What to work on: Which lines in the entries below contain the string "Find"? Show each of them in full.

============================================================

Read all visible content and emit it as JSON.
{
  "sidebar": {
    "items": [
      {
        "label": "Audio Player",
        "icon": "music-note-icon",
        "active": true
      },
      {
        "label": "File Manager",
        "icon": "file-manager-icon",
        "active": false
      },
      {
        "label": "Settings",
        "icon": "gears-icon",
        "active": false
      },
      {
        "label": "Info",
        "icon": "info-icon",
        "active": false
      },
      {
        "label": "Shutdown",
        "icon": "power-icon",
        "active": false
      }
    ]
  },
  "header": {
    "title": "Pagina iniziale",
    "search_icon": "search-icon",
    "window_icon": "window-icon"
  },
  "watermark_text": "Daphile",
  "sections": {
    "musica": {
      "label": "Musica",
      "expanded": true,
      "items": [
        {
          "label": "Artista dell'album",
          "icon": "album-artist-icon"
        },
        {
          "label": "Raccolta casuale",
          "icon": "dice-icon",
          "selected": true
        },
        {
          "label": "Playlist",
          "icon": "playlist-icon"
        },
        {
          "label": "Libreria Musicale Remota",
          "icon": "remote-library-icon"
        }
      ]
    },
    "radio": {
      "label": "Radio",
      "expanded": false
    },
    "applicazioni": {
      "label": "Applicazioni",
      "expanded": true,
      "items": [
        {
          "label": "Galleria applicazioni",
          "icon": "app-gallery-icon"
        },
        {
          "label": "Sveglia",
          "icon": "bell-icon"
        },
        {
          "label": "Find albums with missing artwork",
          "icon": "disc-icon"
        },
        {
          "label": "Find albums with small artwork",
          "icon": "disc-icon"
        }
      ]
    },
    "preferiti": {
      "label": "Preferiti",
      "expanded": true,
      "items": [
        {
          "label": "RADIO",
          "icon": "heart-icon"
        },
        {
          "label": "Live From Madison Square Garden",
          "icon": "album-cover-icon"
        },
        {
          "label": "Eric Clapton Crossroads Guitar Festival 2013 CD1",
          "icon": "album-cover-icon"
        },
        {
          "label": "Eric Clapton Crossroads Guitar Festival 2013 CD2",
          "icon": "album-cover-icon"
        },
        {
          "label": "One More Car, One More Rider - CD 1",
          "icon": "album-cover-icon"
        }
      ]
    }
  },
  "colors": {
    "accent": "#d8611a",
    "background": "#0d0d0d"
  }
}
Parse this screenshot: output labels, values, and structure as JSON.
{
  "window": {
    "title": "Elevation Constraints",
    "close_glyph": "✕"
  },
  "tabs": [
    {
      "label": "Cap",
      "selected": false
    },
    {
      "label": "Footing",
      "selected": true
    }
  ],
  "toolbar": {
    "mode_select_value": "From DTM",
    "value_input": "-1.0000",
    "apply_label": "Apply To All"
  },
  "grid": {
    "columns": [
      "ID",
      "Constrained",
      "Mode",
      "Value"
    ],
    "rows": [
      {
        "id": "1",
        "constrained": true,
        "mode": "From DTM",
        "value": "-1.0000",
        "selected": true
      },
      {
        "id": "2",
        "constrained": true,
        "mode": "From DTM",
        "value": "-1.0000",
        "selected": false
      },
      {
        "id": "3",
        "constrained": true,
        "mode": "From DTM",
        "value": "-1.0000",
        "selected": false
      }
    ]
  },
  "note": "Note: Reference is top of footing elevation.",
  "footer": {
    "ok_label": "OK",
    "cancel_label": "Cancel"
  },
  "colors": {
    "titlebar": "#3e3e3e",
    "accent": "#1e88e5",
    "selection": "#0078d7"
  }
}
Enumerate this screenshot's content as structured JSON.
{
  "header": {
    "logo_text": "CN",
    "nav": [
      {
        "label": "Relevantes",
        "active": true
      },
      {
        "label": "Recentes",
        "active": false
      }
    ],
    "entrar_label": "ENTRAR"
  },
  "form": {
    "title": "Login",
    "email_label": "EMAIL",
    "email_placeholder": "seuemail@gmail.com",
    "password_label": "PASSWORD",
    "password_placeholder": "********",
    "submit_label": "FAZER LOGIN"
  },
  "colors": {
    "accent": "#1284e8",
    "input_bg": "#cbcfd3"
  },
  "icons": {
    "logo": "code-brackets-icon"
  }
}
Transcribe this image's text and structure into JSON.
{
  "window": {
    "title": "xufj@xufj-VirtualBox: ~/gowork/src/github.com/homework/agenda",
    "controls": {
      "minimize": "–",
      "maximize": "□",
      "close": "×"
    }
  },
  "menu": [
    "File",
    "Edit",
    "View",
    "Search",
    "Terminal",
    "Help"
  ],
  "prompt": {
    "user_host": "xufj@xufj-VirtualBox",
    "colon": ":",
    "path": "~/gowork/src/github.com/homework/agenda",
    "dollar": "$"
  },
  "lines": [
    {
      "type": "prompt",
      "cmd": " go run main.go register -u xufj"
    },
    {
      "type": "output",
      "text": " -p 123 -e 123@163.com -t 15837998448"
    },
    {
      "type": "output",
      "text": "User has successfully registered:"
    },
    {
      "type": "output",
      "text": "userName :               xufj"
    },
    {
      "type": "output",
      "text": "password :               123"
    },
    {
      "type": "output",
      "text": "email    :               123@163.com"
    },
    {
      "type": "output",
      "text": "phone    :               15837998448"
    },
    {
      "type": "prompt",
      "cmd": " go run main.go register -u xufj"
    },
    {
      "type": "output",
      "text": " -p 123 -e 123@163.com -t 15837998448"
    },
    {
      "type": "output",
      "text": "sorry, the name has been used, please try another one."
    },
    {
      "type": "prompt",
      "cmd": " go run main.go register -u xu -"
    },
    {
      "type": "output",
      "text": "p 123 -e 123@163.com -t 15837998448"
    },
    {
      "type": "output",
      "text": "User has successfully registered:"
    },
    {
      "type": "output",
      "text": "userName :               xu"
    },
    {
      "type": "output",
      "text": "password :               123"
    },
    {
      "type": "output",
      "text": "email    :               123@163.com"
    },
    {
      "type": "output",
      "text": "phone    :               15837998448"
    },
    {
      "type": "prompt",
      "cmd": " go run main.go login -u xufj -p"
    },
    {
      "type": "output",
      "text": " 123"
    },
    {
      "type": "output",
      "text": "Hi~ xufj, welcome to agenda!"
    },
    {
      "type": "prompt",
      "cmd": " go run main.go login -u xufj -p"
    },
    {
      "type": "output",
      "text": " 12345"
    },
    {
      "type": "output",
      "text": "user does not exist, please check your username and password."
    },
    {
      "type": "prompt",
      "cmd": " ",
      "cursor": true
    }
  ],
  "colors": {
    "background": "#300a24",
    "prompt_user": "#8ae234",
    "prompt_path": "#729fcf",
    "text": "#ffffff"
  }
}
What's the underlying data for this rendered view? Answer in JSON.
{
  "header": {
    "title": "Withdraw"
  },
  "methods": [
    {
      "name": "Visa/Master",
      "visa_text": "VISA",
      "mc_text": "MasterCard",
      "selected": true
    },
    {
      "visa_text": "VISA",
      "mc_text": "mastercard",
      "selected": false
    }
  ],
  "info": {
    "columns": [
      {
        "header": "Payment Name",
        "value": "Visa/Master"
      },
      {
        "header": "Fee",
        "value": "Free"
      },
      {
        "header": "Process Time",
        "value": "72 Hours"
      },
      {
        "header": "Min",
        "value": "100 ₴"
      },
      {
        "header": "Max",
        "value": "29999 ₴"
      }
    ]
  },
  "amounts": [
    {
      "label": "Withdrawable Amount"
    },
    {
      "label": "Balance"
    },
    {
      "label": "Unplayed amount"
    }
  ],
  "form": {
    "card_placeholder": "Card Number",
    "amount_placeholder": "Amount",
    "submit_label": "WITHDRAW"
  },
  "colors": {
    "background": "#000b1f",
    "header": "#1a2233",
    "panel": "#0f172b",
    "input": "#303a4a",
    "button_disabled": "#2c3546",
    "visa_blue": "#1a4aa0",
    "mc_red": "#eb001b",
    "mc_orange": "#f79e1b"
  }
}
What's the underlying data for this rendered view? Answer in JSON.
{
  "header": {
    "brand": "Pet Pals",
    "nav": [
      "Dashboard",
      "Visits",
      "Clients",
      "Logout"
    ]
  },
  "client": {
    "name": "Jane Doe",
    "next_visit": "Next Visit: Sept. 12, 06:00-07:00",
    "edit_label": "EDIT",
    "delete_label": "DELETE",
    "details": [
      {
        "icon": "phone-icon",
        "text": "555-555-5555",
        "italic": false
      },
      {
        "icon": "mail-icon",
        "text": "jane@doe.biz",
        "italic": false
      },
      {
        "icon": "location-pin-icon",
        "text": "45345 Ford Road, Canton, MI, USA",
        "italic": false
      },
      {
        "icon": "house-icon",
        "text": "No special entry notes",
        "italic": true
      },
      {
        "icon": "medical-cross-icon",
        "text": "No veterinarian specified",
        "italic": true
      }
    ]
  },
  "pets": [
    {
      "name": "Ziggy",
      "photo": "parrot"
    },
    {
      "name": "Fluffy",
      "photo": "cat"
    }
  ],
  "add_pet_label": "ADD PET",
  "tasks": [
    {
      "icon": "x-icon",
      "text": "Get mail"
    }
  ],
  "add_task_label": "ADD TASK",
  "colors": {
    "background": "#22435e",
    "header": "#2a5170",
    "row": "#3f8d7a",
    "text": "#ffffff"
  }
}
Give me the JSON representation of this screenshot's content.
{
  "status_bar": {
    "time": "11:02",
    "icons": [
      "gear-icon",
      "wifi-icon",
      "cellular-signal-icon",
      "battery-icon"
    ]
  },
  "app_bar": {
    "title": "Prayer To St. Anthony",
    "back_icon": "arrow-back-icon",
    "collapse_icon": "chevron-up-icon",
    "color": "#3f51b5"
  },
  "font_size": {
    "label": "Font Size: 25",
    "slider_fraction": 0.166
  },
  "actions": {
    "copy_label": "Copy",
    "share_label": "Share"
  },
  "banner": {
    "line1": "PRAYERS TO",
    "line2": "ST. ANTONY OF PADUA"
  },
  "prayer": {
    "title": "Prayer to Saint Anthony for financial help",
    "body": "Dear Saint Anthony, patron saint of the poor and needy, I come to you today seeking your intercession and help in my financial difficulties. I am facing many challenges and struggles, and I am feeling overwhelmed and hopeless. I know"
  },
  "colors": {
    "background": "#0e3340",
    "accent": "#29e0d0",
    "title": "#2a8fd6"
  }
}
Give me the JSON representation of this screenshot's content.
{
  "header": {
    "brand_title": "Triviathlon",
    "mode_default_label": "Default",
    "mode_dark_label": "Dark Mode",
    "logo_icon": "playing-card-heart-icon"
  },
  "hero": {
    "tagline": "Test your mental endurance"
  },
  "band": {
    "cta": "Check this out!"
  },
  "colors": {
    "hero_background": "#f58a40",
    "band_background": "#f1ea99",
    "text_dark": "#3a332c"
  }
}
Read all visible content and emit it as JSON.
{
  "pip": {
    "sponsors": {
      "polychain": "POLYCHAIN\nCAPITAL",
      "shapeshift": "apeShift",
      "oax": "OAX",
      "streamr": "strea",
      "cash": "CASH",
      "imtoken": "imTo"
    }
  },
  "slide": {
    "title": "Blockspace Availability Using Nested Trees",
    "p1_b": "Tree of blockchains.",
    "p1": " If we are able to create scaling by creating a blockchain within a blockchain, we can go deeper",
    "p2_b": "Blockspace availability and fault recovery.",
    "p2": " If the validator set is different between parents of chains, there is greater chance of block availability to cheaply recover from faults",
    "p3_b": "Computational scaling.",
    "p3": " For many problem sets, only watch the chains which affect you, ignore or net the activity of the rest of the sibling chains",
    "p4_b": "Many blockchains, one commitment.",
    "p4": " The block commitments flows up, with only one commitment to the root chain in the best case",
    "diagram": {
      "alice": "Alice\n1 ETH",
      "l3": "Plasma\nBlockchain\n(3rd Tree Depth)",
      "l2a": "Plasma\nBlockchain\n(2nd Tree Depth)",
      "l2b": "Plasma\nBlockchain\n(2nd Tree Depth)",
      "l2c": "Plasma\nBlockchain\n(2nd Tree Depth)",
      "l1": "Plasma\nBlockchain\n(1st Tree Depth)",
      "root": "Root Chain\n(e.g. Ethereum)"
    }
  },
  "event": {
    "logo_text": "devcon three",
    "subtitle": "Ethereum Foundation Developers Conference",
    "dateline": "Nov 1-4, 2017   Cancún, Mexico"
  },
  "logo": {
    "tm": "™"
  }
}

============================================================

Task response:
          "label": "Find albums with missing artwork",
          "label": "Find albums with small artwork",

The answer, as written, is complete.